Required work.
Print the data that follows, exactly and completely.

============

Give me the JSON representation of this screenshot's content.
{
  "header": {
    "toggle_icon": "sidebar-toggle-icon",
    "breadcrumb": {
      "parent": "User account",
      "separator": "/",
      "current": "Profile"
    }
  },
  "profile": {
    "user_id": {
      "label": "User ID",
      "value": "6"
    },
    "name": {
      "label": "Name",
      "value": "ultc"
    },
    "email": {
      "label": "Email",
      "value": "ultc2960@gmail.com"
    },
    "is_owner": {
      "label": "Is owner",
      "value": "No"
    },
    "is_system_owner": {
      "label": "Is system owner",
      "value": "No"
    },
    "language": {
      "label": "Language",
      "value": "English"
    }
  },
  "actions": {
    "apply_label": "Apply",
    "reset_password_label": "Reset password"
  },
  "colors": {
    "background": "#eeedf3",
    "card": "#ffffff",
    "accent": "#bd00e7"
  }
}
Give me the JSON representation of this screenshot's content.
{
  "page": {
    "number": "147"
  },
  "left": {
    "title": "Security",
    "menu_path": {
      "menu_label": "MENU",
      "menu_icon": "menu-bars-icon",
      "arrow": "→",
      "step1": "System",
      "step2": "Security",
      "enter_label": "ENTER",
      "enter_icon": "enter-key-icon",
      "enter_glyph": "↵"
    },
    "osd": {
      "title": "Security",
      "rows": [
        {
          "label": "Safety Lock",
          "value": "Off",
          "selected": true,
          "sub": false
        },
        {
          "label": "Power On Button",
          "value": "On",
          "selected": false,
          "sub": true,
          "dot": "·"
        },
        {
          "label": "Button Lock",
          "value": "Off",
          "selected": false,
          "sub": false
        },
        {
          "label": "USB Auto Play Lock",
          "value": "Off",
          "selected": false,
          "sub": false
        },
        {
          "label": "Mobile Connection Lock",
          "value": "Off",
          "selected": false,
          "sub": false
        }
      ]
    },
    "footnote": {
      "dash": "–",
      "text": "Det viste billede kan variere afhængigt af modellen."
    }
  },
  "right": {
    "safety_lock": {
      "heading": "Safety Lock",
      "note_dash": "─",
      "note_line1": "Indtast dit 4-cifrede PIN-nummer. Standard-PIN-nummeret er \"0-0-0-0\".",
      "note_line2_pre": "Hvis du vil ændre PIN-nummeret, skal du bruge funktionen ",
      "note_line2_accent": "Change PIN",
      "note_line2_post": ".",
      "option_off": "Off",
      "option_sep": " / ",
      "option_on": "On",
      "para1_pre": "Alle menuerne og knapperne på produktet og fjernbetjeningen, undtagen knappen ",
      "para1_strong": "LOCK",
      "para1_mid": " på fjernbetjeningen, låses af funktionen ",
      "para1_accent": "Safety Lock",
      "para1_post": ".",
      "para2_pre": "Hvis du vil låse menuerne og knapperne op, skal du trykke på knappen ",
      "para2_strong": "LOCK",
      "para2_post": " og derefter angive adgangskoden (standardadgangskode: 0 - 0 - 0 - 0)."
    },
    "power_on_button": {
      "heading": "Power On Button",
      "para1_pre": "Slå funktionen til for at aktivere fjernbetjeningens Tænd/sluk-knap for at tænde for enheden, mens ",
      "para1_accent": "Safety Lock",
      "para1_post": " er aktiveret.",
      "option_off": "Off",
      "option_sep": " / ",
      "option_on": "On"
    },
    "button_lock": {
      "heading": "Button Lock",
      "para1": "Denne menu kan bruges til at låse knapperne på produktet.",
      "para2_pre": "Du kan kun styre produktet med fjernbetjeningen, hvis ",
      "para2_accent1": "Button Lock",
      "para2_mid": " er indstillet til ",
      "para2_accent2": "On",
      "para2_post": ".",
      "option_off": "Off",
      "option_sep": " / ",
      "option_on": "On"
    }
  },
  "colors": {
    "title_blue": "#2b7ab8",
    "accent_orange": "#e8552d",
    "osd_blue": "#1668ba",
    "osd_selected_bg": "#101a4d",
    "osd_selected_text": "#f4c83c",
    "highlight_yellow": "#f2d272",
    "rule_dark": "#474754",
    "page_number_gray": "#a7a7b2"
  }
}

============

Answer to the problem.
Give me the JSON representation of this screenshot's content.
{
  "header": {
    "toggle_icon": "sidebar-toggle-icon",
    "breadcrumb": {
      "parent": "User account",
      "separator": "/",
      "current": "Profile"
    }
  },
  "profile": {
    "user_id": {
      "label": "User ID",
      "value": "6"
    },
    "name": {
      "label": "Name",
      "value": "ultc"
    },
    "email": {
      "label": "Email",
      "value": "ultc2960@gmail.com"
    },
    "is_owner": {
      "label": "Is owner",
      "value": "No"
    },
    "is_system_owner": {
      "label": "Is system owner",
      "value": "No"
    },
    "language": {
      "label": "Language",
      "value": "English"
    }
  },
  "actions": {
    "apply_label": "Apply",
    "reset_password_label": "Reset password"
  },
  "colors": {
    "background": "#eeedf3",
    "card": "#ffffff",
    "accent": "#bd00e7"
  }
}
Give me the JSON representation of this screenshot's content.
{
  "page": {
    "number": "147"
  },
  "left": {
    "title": "Security",
    "menu_path": {
      "menu_label": "MENU",
      "menu_icon": "menu-bars-icon",
      "arrow": "→",
      "step1": "System",
      "step2": "Security",
      "enter_label": "ENTER",
      "enter_icon": "enter-key-icon",
      "enter_glyph": "↵"
    },
    "osd": {
      "title": "Security",
      "rows": [
        {
          "label": "Safety Lock",
          "value": "Off",
          "selected": true,
          "sub": false
        },
        {
          "label": "Power On Button",
          "value": "On",
          "selected": false,
          "sub": true,
          "dot": "·"
        },
        {
          "label": "Button Lock",
          "value": "Off",
          "selected": false,
          "sub": false
        },
        {
          "label": "USB Auto Play Lock",
          "value": "Off",
          "selected": false,
          "sub": false
        },
        {
          "label": "Mobile Connection Lock",
          "value": "Off",
          "selected": false,
          "sub": false
        }
      ]
    },
    "footnote": {
      "dash": "–",
      "text": "Det viste billede kan variere afhængigt af modellen."
    }
  },
  "right": {
    "safety_lock": {
      "heading": "Safety Lock",
      "note_dash": "─",
      "note_line1": "Indtast dit 4-cifrede PIN-nummer. Standard-PIN-nummeret er \"0-0-0-0\".",
      "note_line2_pre": "Hvis du vil ændre PIN-nummeret, skal du bruge funktionen ",
      "note_line2_accent": "Change PIN",
      "note_line2_post": ".",
      "option_off": "Off",
      "option_sep": " / ",
      "option_on": "On",
      "para1_pre": "Alle menuerne og knapperne på produktet og fjernbetjeningen, undtagen knappen ",
      "para1_strong": "LOCK",
      "para1_mid": " på fjernbetjeningen, låses af funktionen ",
      "para1_accent": "Safety Lock",
      "para1_post": ".",
      "para2_pre": "Hvis du vil låse menuerne og knapperne op, skal du trykke på knappen ",
      "para2_strong": "LOCK",
      "para2_post": " og derefter angive adgangskoden (standardadgangskode: 0 - 0 - 0 - 0)."
    },
    "power_on_button": {
      "heading": "Power On Button",
      "para1_pre": "Slå funktionen til for at aktivere fjernbetjeningens Tænd/sluk-knap for at tænde for enheden, mens ",
      "para1_accent": "Safety Lock",
      "para1_post": " er aktiveret.",
      "option_off": "Off",
      "option_sep": " / ",
      "option_on": "On"
    },
    "button_lock": {
      "heading": "Button Lock",
      "para1": "Denne menu kan bruges til at låse knapperne på produktet.",
      "para2_pre": "Du kan kun styre produktet med fjernbetjeningen, hvis ",
      "para2_accent1": "Button Lock",
      "para2_mid": " er indstillet til ",
      "para2_accent2": "On",
      "para2_post": ".",
      "option_off": "Off",
      "option_sep": " / ",
      "option_on": "On"
    }
  },
  "colors": {
    "title_blue": "#2b7ab8",
    "accent_orange": "#e8552d",
    "osd_blue": "#1668ba",
    "osd_selected_bg": "#101a4d",
    "osd_selected_text": "#f4c83c",
    "highlight_yellow": "#f2d272",
    "rule_dark": "#474754",
    "page_number_gray": "#a7a7b2"
  }
}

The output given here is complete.